The reverse swing nemesis strikes: I still have a photo of me and my school-friend Simon Jones at the zoo in which Simon is caught part-way through the process of being eaten by a pelican. We were friends briefly, but I don’t miss him as much as I missed the chance to see the other Simon Jones bowl in Australia.
The reverse-swinging maestro of 2005 blew out of the 2002/3 Ashes with an exploded knee, the same knee that has seen him miss every Test since last year. But the memory of the physics-defying swing that earned him six wickets at Old Trafford makes you wonder what magic he might have performed on a humid afternoon in Brisbane.
Freddie enjoys himself: When England captain Andrew Flintoff picked up Matthew Hayden to claim the first wicket of the Ashes, he roared like a lion, and we all thought: here we go. Captain, key batsman, strike bowler: he’s really going to pull it off.
He couldn’t. The boyish Flintoff was gone by the end of day two, with England 3 for 53 chasing 602 and the looming prospect of being an England captain who lost the Ashes but never won them. That spectre possessed Freddie in Perth, transforming him into merely the latest in a long line of sad English skippers dragging pathos into the inevitable depressing press conference.

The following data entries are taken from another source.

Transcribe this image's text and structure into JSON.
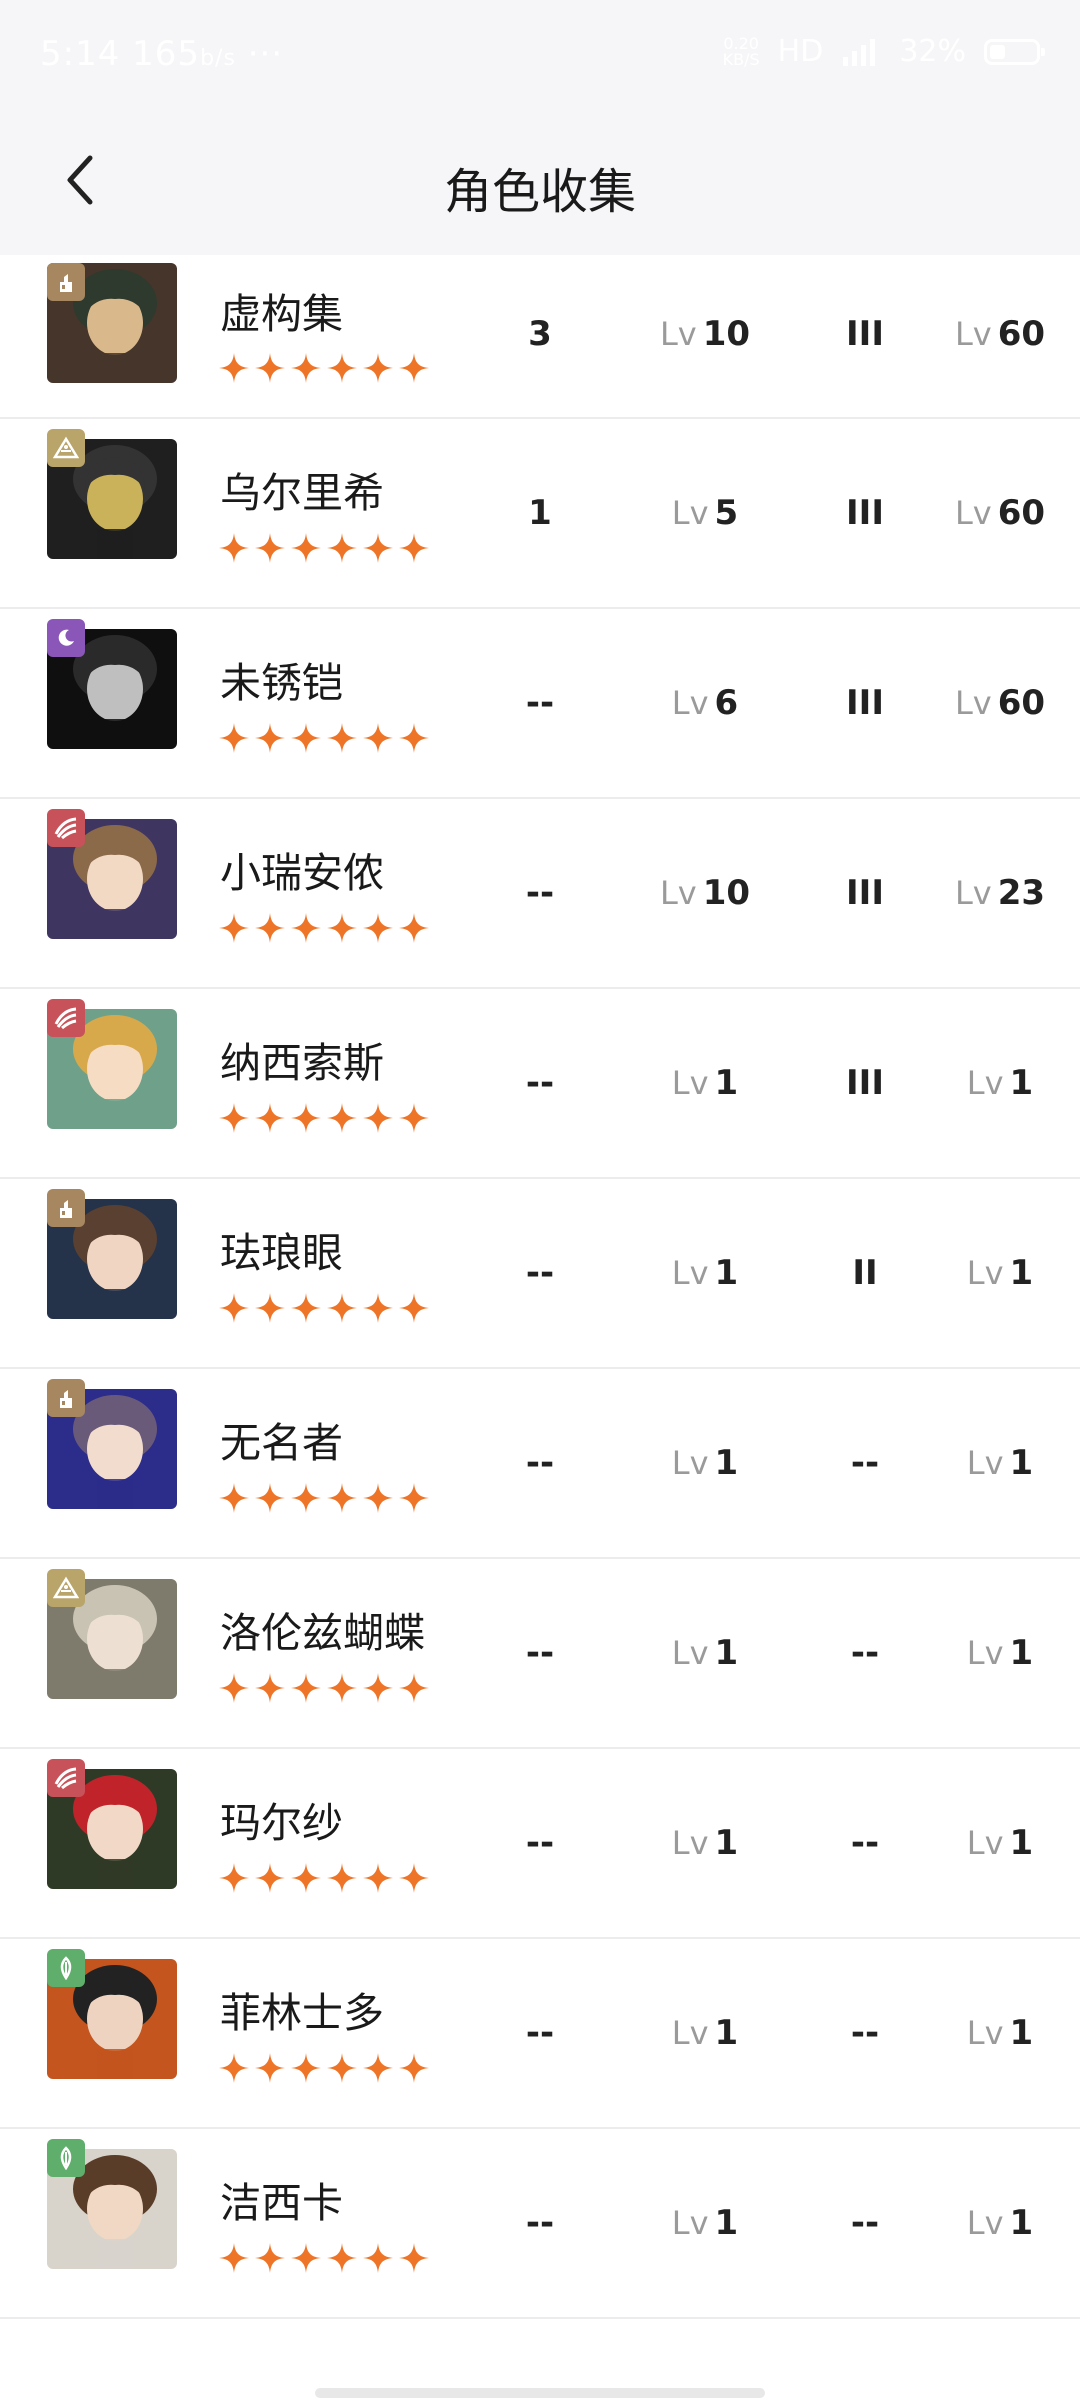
{
  "status_bar": {
    "time": "5:14",
    "speed_left": "165",
    "speed_left_unit": "b/s",
    "dots": "···",
    "net_speed": "0.20",
    "net_unit": "KB/S",
    "hd": "HD",
    "battery": "32%"
  },
  "header": {
    "title": "角色收集"
  },
  "colors": {
    "star": "#ee7428",
    "attr_brown": "#a7875f",
    "attr_khaki": "#b9a46a",
    "attr_purple": "#8a56b8",
    "attr_red": "#c8525a",
    "attr_green": "#5fae6b"
  },
  "lv_label": "Lv",
  "characters": [
    {
      "name": "虚构集",
      "attr_icon": "intellect-icon",
      "attr_color": "#a7875f",
      "stars": 6,
      "c1": "3",
      "c2": "10",
      "c3": "III",
      "c4": "60",
      "portrait": [
        "#d9b88c",
        "#2e3a2e",
        "#46352a"
      ]
    },
    {
      "name": "乌尔里希",
      "attr_icon": "plant-icon",
      "attr_color": "#b9a46a",
      "stars": 6,
      "c1": "1",
      "c2": "5",
      "c3": "III",
      "c4": "60",
      "portrait": [
        "#c9b25a",
        "#333333",
        "#1f1f1f"
      ]
    },
    {
      "name": "未锈铠",
      "attr_icon": "spirit-icon",
      "attr_color": "#8a56b8",
      "stars": 6,
      "c1": "--",
      "c2": "6",
      "c3": "III",
      "c4": "60",
      "portrait": [
        "#bfbfbf",
        "#2a2a2a",
        "#0f0f0f"
      ]
    },
    {
      "name": "小瑞安侬",
      "attr_icon": "beast-icon",
      "attr_color": "#c8525a",
      "stars": 6,
      "c1": "--",
      "c2": "10",
      "c3": "III",
      "c4": "23",
      "portrait": [
        "#f1d9c4",
        "#8b6a4a",
        "#3e3560"
      ]
    },
    {
      "name": "纳西索斯",
      "attr_icon": "beast-icon",
      "attr_color": "#c8525a",
      "stars": 6,
      "c1": "--",
      "c2": "1",
      "c3": "III",
      "c4": "1",
      "portrait": [
        "#f5dcc2",
        "#d8a94a",
        "#6fa08a"
      ]
    },
    {
      "name": "珐琅眼",
      "attr_icon": "intellect-icon",
      "attr_color": "#a7875f",
      "stars": 6,
      "c1": "--",
      "c2": "1",
      "c3": "II",
      "c4": "1",
      "portrait": [
        "#f0d6c2",
        "#5a4030",
        "#24324a"
      ]
    },
    {
      "name": "无名者",
      "attr_icon": "intellect-icon",
      "attr_color": "#a7875f",
      "stars": 6,
      "c1": "--",
      "c2": "1",
      "c3": "--",
      "c4": "1",
      "portrait": [
        "#f1dccd",
        "#6a5a7a",
        "#2c2c8a"
      ]
    },
    {
      "name": "洛伦兹蝴蝶",
      "attr_icon": "plant-icon",
      "attr_color": "#b9a46a",
      "stars": 6,
      "c1": "--",
      "c2": "1",
      "c3": "--",
      "c4": "1",
      "portrait": [
        "#ede0d2",
        "#c9c3b4",
        "#7e7a6c"
      ]
    },
    {
      "name": "玛尔纱",
      "attr_icon": "beast-icon",
      "attr_color": "#c8525a",
      "stars": 6,
      "c1": "--",
      "c2": "1",
      "c3": "--",
      "c4": "1",
      "portrait": [
        "#f2d8c6",
        "#c0242a",
        "#2f3a26"
      ]
    },
    {
      "name": "菲林士多",
      "attr_icon": "star-icon",
      "attr_color": "#5fae6b",
      "stars": 6,
      "c1": "--",
      "c2": "1",
      "c3": "--",
      "c4": "1",
      "portrait": [
        "#eed4c0",
        "#222222",
        "#c4551e"
      ]
    },
    {
      "name": "洁西卡",
      "attr_icon": "star-icon",
      "attr_color": "#5fae6b",
      "stars": 6,
      "c1": "--",
      "c2": "1",
      "c3": "--",
      "c4": "1",
      "portrait": [
        "#f0d8c4",
        "#5a3d28",
        "#d8d4cc"
      ]
    }
  ]
}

Australian fan culture comes of age: When you think of England cricket fans, you think of trumpeters, synchronised semaphore and the haunting lilt of You’re Sh-t And You Know It.
Cast around for reports of Australian fan behaviour, and you get mostly stuff like Sajid Mahmood having his nationality called into question by a lone Aussie in Brisbane. Racism is hardly endemic to the Antipodes – you’re not going to tell me the Barmy Army discusses Proust up there – but if we had something more genuine than Greg Champion’s chant songbook, it wouldn’t stick out so much.